The quote above falls within the same vein as Shaw saying that Watson’s slightly lower intelligence makes him fit perfectly into the sidekick trope. Many may put forth the argument that an individual who is as upfront, enthusiastic and slightly self-important as Holmes can quickly drain one’s energy, despite this Watson chooses to befriend him. Watson’s choice to stick by Holmes side, suddenly gives Holmes purpose in life besides his work, but it also makes the eccentric Holmes less like a loner. Due to Holmes being a lonely wanderer by nature, it surprises not only Watson but the audience as well that the two gentlemen end up forming a close bond. According to Aristotle, friendship is not only necessary but also noble; for we praise those love their friends (Aristotle 2016, 378)
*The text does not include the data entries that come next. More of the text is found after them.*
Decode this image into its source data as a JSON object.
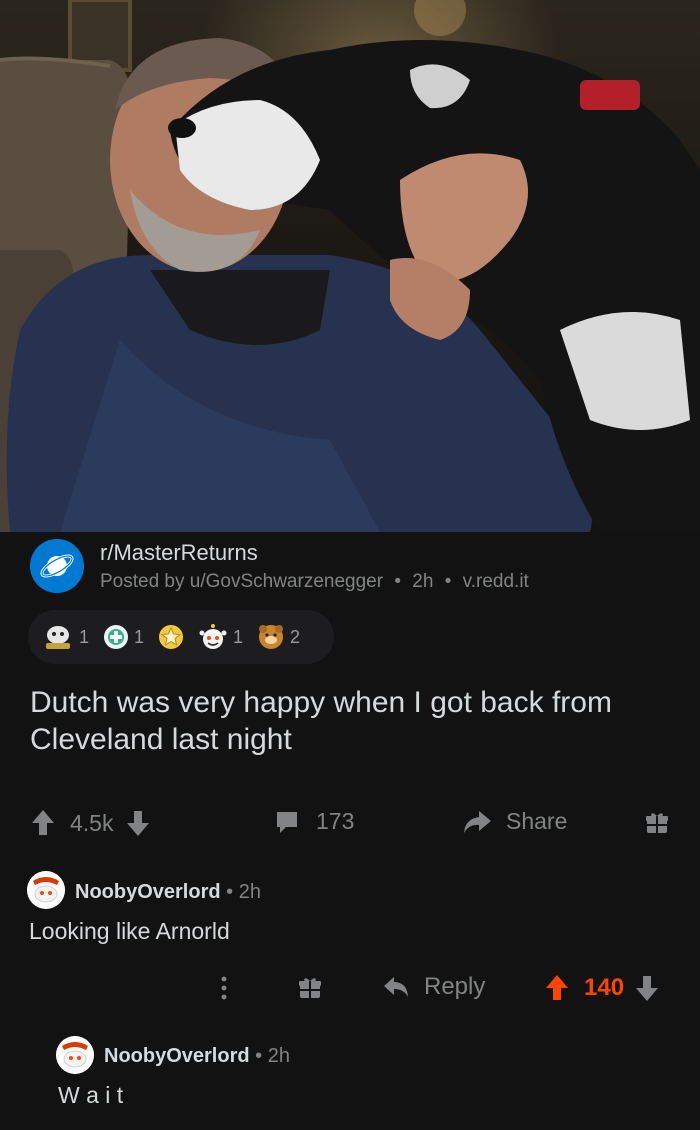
{
  "post": {
    "subreddit": "r/MasterReturns",
    "meta_prefix": "Posted by",
    "author": "u/GovSchwarzenegger",
    "time": "2h",
    "domain": "v.redd.it",
    "title": "Dutch was very happy when I got back from Cleveland last night",
    "awards": [
      {
        "icon": "wholesome-seal-award-icon",
        "count": "1"
      },
      {
        "icon": "green-cross-award-icon",
        "count": "1"
      },
      {
        "icon": "star-award-icon",
        "count": ""
      },
      {
        "icon": "excited-snoo-award-icon",
        "count": "1"
      },
      {
        "icon": "bear-hug-award-icon",
        "count": "2"
      }
    ],
    "score": "4.5k",
    "comments": "173",
    "share_label": "Share"
  },
  "comments": [
    {
      "author": "NoobyOverlord",
      "time": "2h",
      "body": "Looking like Arnorld",
      "reply_label": "Reply",
      "score": "140",
      "upvoted": true
    },
    {
      "author": "NoobyOverlord",
      "time": "2h",
      "body": "W a i t"
    }
  ],
  "colors": {
    "background": "#121212",
    "text": "#d7dadc",
    "muted": "#818384",
    "upvote": "#ff4500",
    "subreddit_icon": "#0079d3"
  }
}
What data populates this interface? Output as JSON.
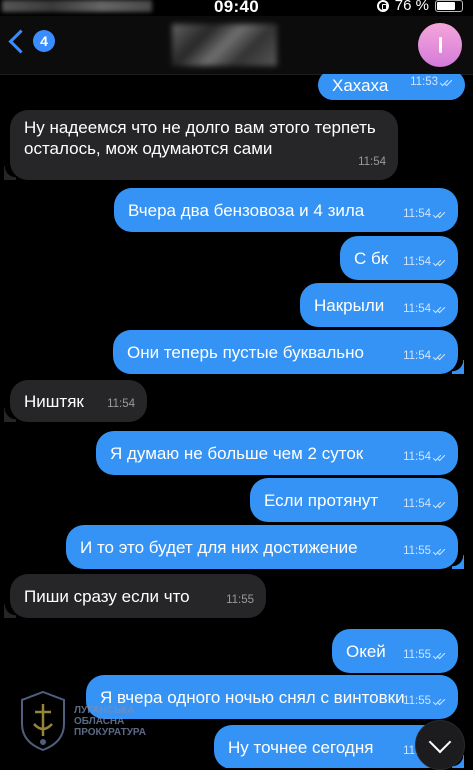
{
  "status_bar": {
    "time": "09:40",
    "battery": "76 %",
    "battery_level": 0.76
  },
  "header": {
    "back_count": "4"
  },
  "messages": [
    {
      "dir": "out",
      "text": "Хахаха",
      "time": "11:53"
    },
    {
      "dir": "in",
      "text": "Ну надеемся что не долго вам этого терпеть осталось, мож одумаются сами",
      "time": "11:54"
    },
    {
      "dir": "out",
      "text": "Вчера два бензовоза и 4 зила",
      "time": "11:54"
    },
    {
      "dir": "out",
      "text": "С бк",
      "time": "11:54"
    },
    {
      "dir": "out",
      "text": "Накрыли",
      "time": "11:54"
    },
    {
      "dir": "out",
      "text": "Они теперь пустые буквально",
      "time": "11:54"
    },
    {
      "dir": "in",
      "text": "Ништяк",
      "time": "11:54"
    },
    {
      "dir": "out",
      "text": "Я думаю не больше чем 2 суток",
      "time": "11:54"
    },
    {
      "dir": "out",
      "text": "Если протянут",
      "time": "11:54"
    },
    {
      "dir": "out",
      "text": "И то это будет для них достижение",
      "time": "11:55"
    },
    {
      "dir": "in",
      "text": "Пиши сразу если что",
      "time": "11:55"
    },
    {
      "dir": "out",
      "text": "Окей",
      "time": "11:55"
    },
    {
      "dir": "out",
      "text": "Я вчера одного ночью снял с винтовки",
      "time": "11:55"
    },
    {
      "dir": "out",
      "text": "Ну точнее сегодня",
      "time": "11:55"
    }
  ],
  "watermark": {
    "line1": "Луганська",
    "line2": "обласна",
    "line3": "прокуратура"
  },
  "icons": {
    "back": "chevron-left-icon",
    "scroll": "chevron-down-icon",
    "read": "double-check-icon"
  },
  "colors": {
    "outgoing": "#3493f5",
    "incoming": "#262628",
    "accent": "#3a8dff"
  }
}
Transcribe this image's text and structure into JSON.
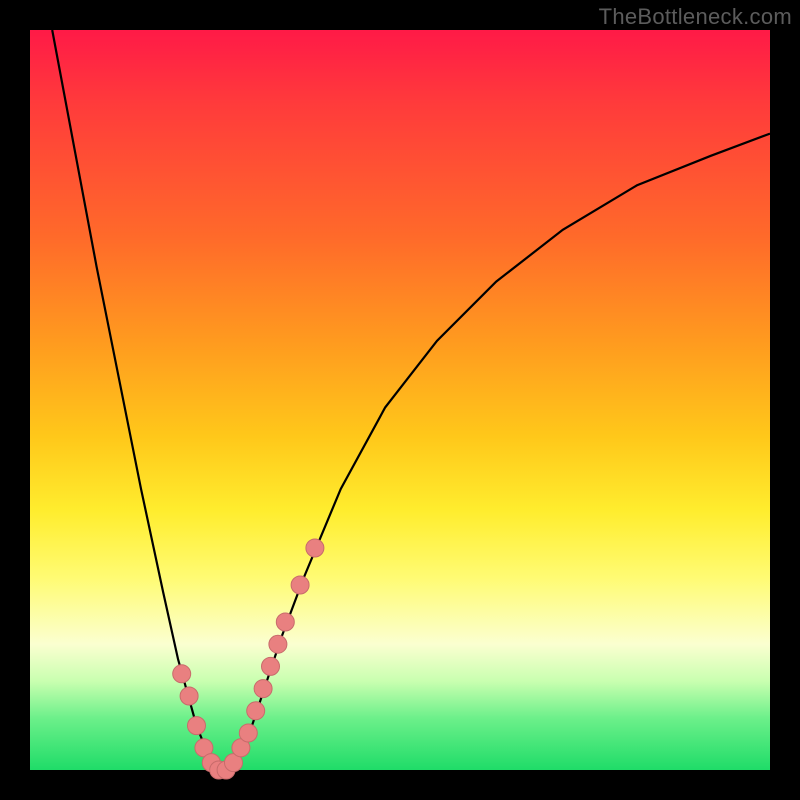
{
  "watermark": "TheBottleneck.com",
  "colors": {
    "frame": "#000000",
    "curve_stroke": "#000000",
    "marker_fill": "#e98080",
    "marker_stroke": "#c86b6b"
  },
  "chart_data": {
    "type": "line",
    "title": "",
    "xlabel": "",
    "ylabel": "",
    "xlim": [
      0,
      100
    ],
    "ylim": [
      0,
      100
    ],
    "annotations": [],
    "series": [
      {
        "name": "bottleneck-curve",
        "x": [
          3,
          6,
          9,
          12,
          15,
          18,
          20,
          22.5,
          24.5,
          26,
          27.5,
          30,
          32,
          34,
          37,
          42,
          48,
          55,
          63,
          72,
          82,
          92,
          100
        ],
        "y": [
          100,
          84,
          68,
          53,
          38,
          24,
          15,
          6,
          1,
          0,
          1,
          6,
          12,
          18,
          26,
          38,
          49,
          58,
          66,
          73,
          79,
          83,
          86
        ]
      }
    ],
    "markers": {
      "name": "highlighted-points",
      "x": [
        20.5,
        21.5,
        22.5,
        23.5,
        24.5,
        25.5,
        26.5,
        27.5,
        28.5,
        29.5,
        30.5,
        31.5,
        32.5,
        33.5,
        34.5,
        36.5,
        38.5
      ],
      "y": [
        13,
        10,
        6,
        3,
        1,
        0,
        0,
        1,
        3,
        5,
        8,
        11,
        14,
        17,
        20,
        25,
        30
      ]
    }
  }
}
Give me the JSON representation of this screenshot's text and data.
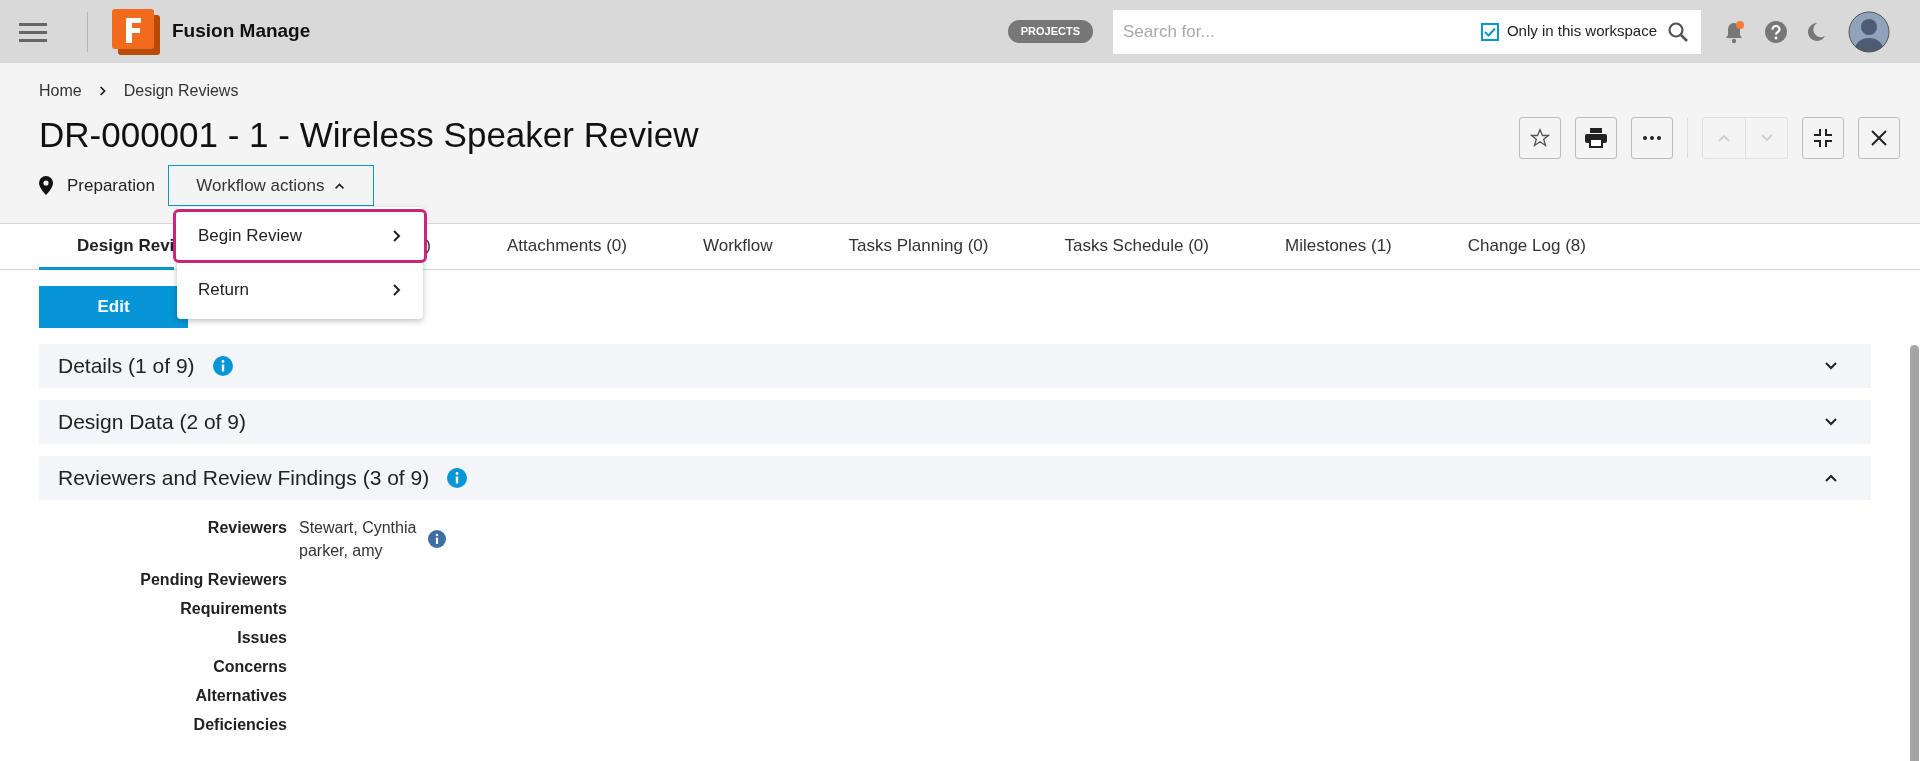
{
  "topbar": {
    "app_name": "Fusion Manage",
    "projects_badge": "PROJECTS",
    "search": {
      "placeholder": "Search for...",
      "scope_label": "Only in this workspace",
      "scope_checked": true
    },
    "notifications_unread": true
  },
  "breadcrumb": [
    "Home",
    "Design Reviews"
  ],
  "title": "DR-000001 - 1 - Wireless Speaker Review",
  "state_label": "Preparation",
  "workflow_button": {
    "label": "Workflow actions",
    "expanded": true
  },
  "workflow_menu": [
    {
      "label": "Begin Review",
      "selected": true
    },
    {
      "label": "Return",
      "selected": false
    }
  ],
  "nav_buttons": {
    "disabled": true
  },
  "tabs": [
    {
      "label": "Design Revi",
      "selected": true
    },
    {
      "label": ")",
      "selected": false
    },
    {
      "label": "Attachments (0)",
      "selected": false
    },
    {
      "label": "Workflow",
      "selected": false
    },
    {
      "label": "Tasks Planning (0)",
      "selected": false
    },
    {
      "label": "Tasks Schedule (0)",
      "selected": false
    },
    {
      "label": "Milestones (1)",
      "selected": false
    },
    {
      "label": "Change Log (8)",
      "selected": false
    }
  ],
  "edit_button": "Edit",
  "sections": [
    {
      "title": "Details (1 of 9)",
      "info": true,
      "expanded": false
    },
    {
      "title": "Design Data (2 of 9)",
      "info": false,
      "expanded": false
    },
    {
      "title": "Reviewers and Review Findings (3 of 9)",
      "info": true,
      "expanded": true
    }
  ],
  "fields": [
    {
      "label": "Reviewers",
      "values": [
        "Stewart, Cynthia",
        "parker, amy"
      ],
      "info": true
    },
    {
      "label": "Pending Reviewers"
    },
    {
      "label": "Requirements"
    },
    {
      "label": "Issues"
    },
    {
      "label": "Concerns"
    },
    {
      "label": "Alternatives"
    },
    {
      "label": "Deficiencies"
    }
  ]
}
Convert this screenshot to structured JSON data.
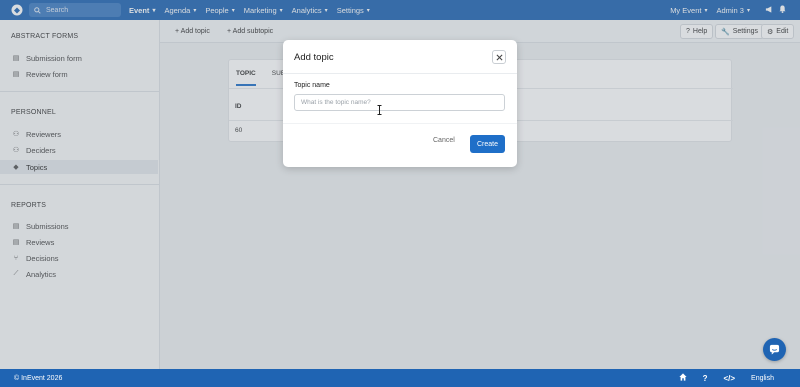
{
  "topbar": {
    "search_placeholder": "Search",
    "nav": [
      {
        "label": "Event",
        "bold": true
      },
      {
        "label": "Agenda"
      },
      {
        "label": "People"
      },
      {
        "label": "Marketing"
      },
      {
        "label": "Analytics"
      },
      {
        "label": "Settings"
      }
    ],
    "right": {
      "my_event": "My Event",
      "admin": "Admin 3"
    }
  },
  "sidebar": {
    "abstract_forms_title": "ABSTRACT FORMS",
    "submission_form": "Submission form",
    "review_form": "Review form",
    "personnel_title": "PERSONNEL",
    "reviewers": "Reviewers",
    "deciders": "Deciders",
    "topics": "Topics",
    "reports_title": "REPORTS",
    "submissions": "Submissions",
    "reviews": "Reviews",
    "decisions": "Decisions",
    "analytics": "Analytics"
  },
  "toolbar": {
    "add_topic": "+ Add topic",
    "add_subtopic": "+ Add subtopic",
    "help": "Help",
    "settings": "Settings",
    "edit": "Edit"
  },
  "card": {
    "tab_topic": "TOPIC",
    "tab_sub": "SUB",
    "col_id": "ID",
    "row_id": "60"
  },
  "modal": {
    "title": "Add topic",
    "field_label": "Topic name",
    "field_placeholder": "What is the topic name?",
    "cancel": "Cancel",
    "create": "Create"
  },
  "footer": {
    "copyright": "© InEvent 2026",
    "language": "English"
  },
  "colors": {
    "brand": "#1f64b3",
    "primary_button": "#1f6fc8"
  }
}
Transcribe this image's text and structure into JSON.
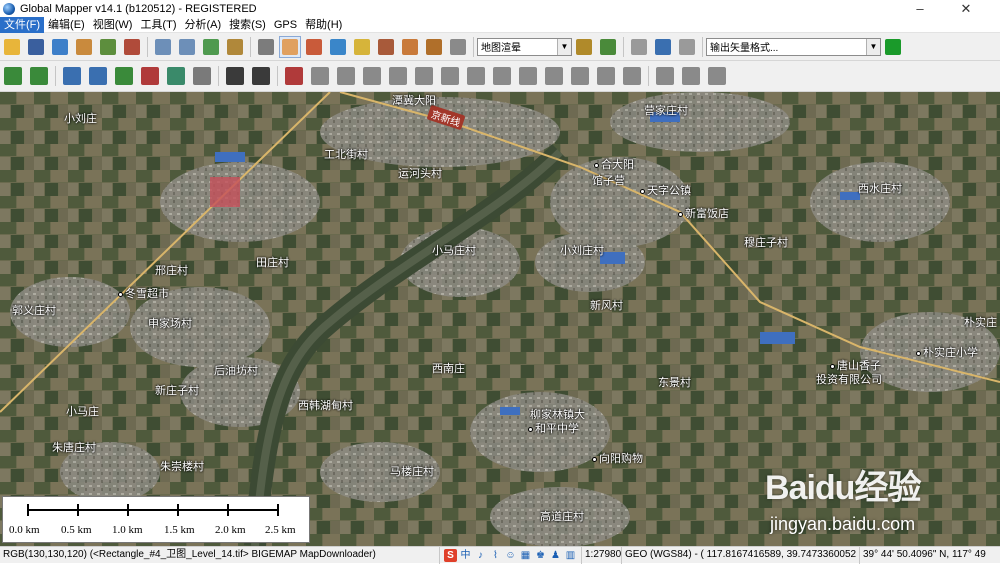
{
  "app": {
    "title": "Global Mapper v14.1 (b120512) - REGISTERED",
    "icon": "globe-icon"
  },
  "window_controls": {
    "minimize": "–",
    "close": "✕"
  },
  "menu": [
    {
      "label": "文件(F)",
      "active": true
    },
    {
      "label": "编辑(E)"
    },
    {
      "label": "视图(W)"
    },
    {
      "label": "工具(T)"
    },
    {
      "label": "分析(A)"
    },
    {
      "label": "搜索(S)"
    },
    {
      "label": "GPS"
    },
    {
      "label": "帮助(H)"
    }
  ],
  "toolbar1": {
    "buttons_a": [
      {
        "name": "open-folder-icon",
        "color": "#e8b53a"
      },
      {
        "name": "save-icon",
        "color": "#3a5f9e"
      },
      {
        "name": "globe-data-icon",
        "color": "#3d7fc9"
      },
      {
        "name": "image-icon",
        "color": "#c98a3d"
      },
      {
        "name": "layers-icon",
        "color": "#5d8e3d"
      },
      {
        "name": "config-tools-icon",
        "color": "#b04b3a"
      }
    ],
    "buttons_b": [
      {
        "name": "zoom-in-icon",
        "color": "#6d8fb8"
      },
      {
        "name": "zoom-out-icon",
        "color": "#6d8fb8"
      },
      {
        "name": "zoom-layer-icon",
        "color": "#4f9a4f"
      },
      {
        "name": "home-icon",
        "color": "#b0883a"
      }
    ],
    "buttons_c": [
      {
        "name": "select-tool-icon",
        "color": "#7c7c7c"
      },
      {
        "name": "pan-hand-icon",
        "color": "#e0a060",
        "pressed": true
      },
      {
        "name": "measure-icon",
        "color": "#c95b3a"
      },
      {
        "name": "info-icon",
        "color": "#3a86c9"
      },
      {
        "name": "digitizer-icon",
        "color": "#d6b43a"
      },
      {
        "name": "path-profile-icon",
        "color": "#a85a3a"
      },
      {
        "name": "edit-draw-icon",
        "color": "#c97a3a"
      },
      {
        "name": "feature-down-icon",
        "color": "#b06f2a"
      },
      {
        "name": "horseshoe-icon",
        "color": "#8a8a8a"
      }
    ],
    "theme_combo": {
      "value": "地图渲晕"
    },
    "buttons_d": [
      {
        "name": "shader-settings-icon",
        "color": "#b08a2a"
      },
      {
        "name": "lighting-icon",
        "color": "#4a8a3a"
      }
    ],
    "buttons_e": [
      {
        "name": "3d-view-icon",
        "color": "#9a9a9a"
      },
      {
        "name": "book-icon",
        "color": "#3a6fb0"
      },
      {
        "name": "star-icon",
        "color": "#9a9a9a"
      }
    ],
    "export_combo": {
      "value": "输出矢量格式..."
    },
    "run_button": {
      "name": "play-icon",
      "color": "#1a9a2a"
    }
  },
  "toolbar2": {
    "buttons": [
      {
        "name": "create-area-icon",
        "color": "#3a8a3a"
      },
      {
        "name": "create-line-icon",
        "color": "#3a8a3a"
      },
      {
        "name": "edit-vertices-icon",
        "color": "#3a6fb0"
      },
      {
        "name": "reshape-icon",
        "color": "#3a6fb0"
      },
      {
        "name": "split-icon",
        "color": "#3a8a3a"
      },
      {
        "name": "combine-icon",
        "color": "#b03a3a"
      },
      {
        "name": "rotate-feature-icon",
        "color": "#3a8a6a"
      },
      {
        "name": "grid-feature-icon",
        "color": "#7a7a7a"
      },
      {
        "name": "points-icon",
        "color": "#3a3a3a"
      },
      {
        "name": "line-arrow-icon",
        "color": "#3a3a3a"
      },
      {
        "name": "draw-pen-icon",
        "color": "#b03a3a"
      },
      {
        "name": "tool-a-icon",
        "color": "#8a8a8a"
      },
      {
        "name": "tool-b-icon",
        "color": "#8a8a8a"
      },
      {
        "name": "tool-c-icon",
        "color": "#8a8a8a"
      },
      {
        "name": "tool-d-icon",
        "color": "#8a8a8a"
      },
      {
        "name": "tool-e-icon",
        "color": "#8a8a8a"
      },
      {
        "name": "tool-f-icon",
        "color": "#8a8a8a"
      },
      {
        "name": "tool-g-icon",
        "color": "#8a8a8a"
      },
      {
        "name": "tool-h-icon",
        "color": "#8a8a8a"
      },
      {
        "name": "tool-i-icon",
        "color": "#8a8a8a"
      },
      {
        "name": "tool-j-icon",
        "color": "#8a8a8a"
      },
      {
        "name": "tool-k-icon",
        "color": "#8a8a8a"
      },
      {
        "name": "tool-l-icon",
        "color": "#8a8a8a"
      },
      {
        "name": "tool-m-icon",
        "color": "#8a8a8a"
      },
      {
        "name": "tool-n-icon",
        "color": "#8a8a8a"
      },
      {
        "name": "tool-o-icon",
        "color": "#8a8a8a"
      },
      {
        "name": "tool-p-icon",
        "color": "#8a8a8a"
      }
    ]
  },
  "map": {
    "road_label": "京新线",
    "places": [
      {
        "text": "小刘庄",
        "dot": false
      },
      {
        "text": "工北街村",
        "dot": false
      },
      {
        "text": "潭冀大阳",
        "dot": false
      },
      {
        "text": "运河头村",
        "dot": false
      },
      {
        "text": "合大阳",
        "dot": true
      },
      {
        "text": "营家庄村",
        "dot": false
      },
      {
        "text": "馆子营",
        "dot": false
      },
      {
        "text": "天字公镇",
        "dot": true
      },
      {
        "text": "西水庄村",
        "dot": false
      },
      {
        "text": "新富饭店",
        "dot": true
      },
      {
        "text": "小马庄村",
        "dot": false
      },
      {
        "text": "小刘庄村",
        "dot": false
      },
      {
        "text": "穆庄子村",
        "dot": false
      },
      {
        "text": "田庄村",
        "dot": false
      },
      {
        "text": "邢庄村",
        "dot": false
      },
      {
        "text": "冬雪超市",
        "dot": true
      },
      {
        "text": "新风村",
        "dot": false
      },
      {
        "text": "朴实庄",
        "dot": false
      },
      {
        "text": "郭义庄村",
        "dot": false
      },
      {
        "text": "申家场村",
        "dot": false
      },
      {
        "text": "唐山香子",
        "dot": true
      },
      {
        "text": "朴实庄小学",
        "dot": true
      },
      {
        "text": "后油坊村",
        "dot": false
      },
      {
        "text": "西南庄",
        "dot": false
      },
      {
        "text": "投资有限公司",
        "dot": false
      },
      {
        "text": "新庄子村",
        "dot": false
      },
      {
        "text": "东景村",
        "dot": false
      },
      {
        "text": "西韩湖甸村",
        "dot": false
      },
      {
        "text": "小马庄",
        "dot": false
      },
      {
        "text": "柳家林镇大",
        "dot": false
      },
      {
        "text": "和平中学",
        "dot": true
      },
      {
        "text": "朱唐庄村",
        "dot": false
      },
      {
        "text": "向阳购物",
        "dot": true
      },
      {
        "text": "朱崇楼村",
        "dot": false
      },
      {
        "text": "马楼庄村",
        "dot": false
      },
      {
        "text": "高道庄村",
        "dot": false
      }
    ],
    "scalebar": [
      "0.0 km",
      "0.5 km",
      "1.0 km",
      "1.5 km",
      "2.0 km",
      "2.5 km"
    ]
  },
  "watermark": {
    "brand": "Baidu经验",
    "url": "jingyan.baidu.com"
  },
  "statusbar": {
    "cell1": "RGB(130,130,120) (<Rectangle_#4_卫图_Level_14.tif> BIGEMAP MapDownloader)",
    "ime": [
      "S",
      "中",
      "♪",
      "⌇",
      "☺",
      "▦",
      "♚",
      "♟",
      "▥"
    ],
    "scale": "1:27980",
    "geo": "GEO (WGS84) - ( 117.8167416589, 39.7473360052 )",
    "dms": "39° 44' 50.4096\" N, 117° 49"
  }
}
Watson offer of friendship along with his function as Holmes guiding light is what makes their friendship so enduring. Some may even argue that Watson is the stone on which Holmes waves can strike. Despite Holmes’ various addictions and demons, Watson is willing to stand by Holmes’ side, through thick and thin. Eventually, both men realise that neither of them is perfect, nor this may be the reason why they work so well together. This realisation does not only return to the notion that Watson makes the best aspects of Holmes come out from their respective hiding places but also that Holmes himself allows Watson to excel. The elegant, delicate China that is Watson is constructed by admirable qualities such as honesty, reliability and patience. These particular aspects of Watson’s identity shine extra bright when Holmes is having one of his impatient, childish strikes with a sprinkle of arrogance for good measure.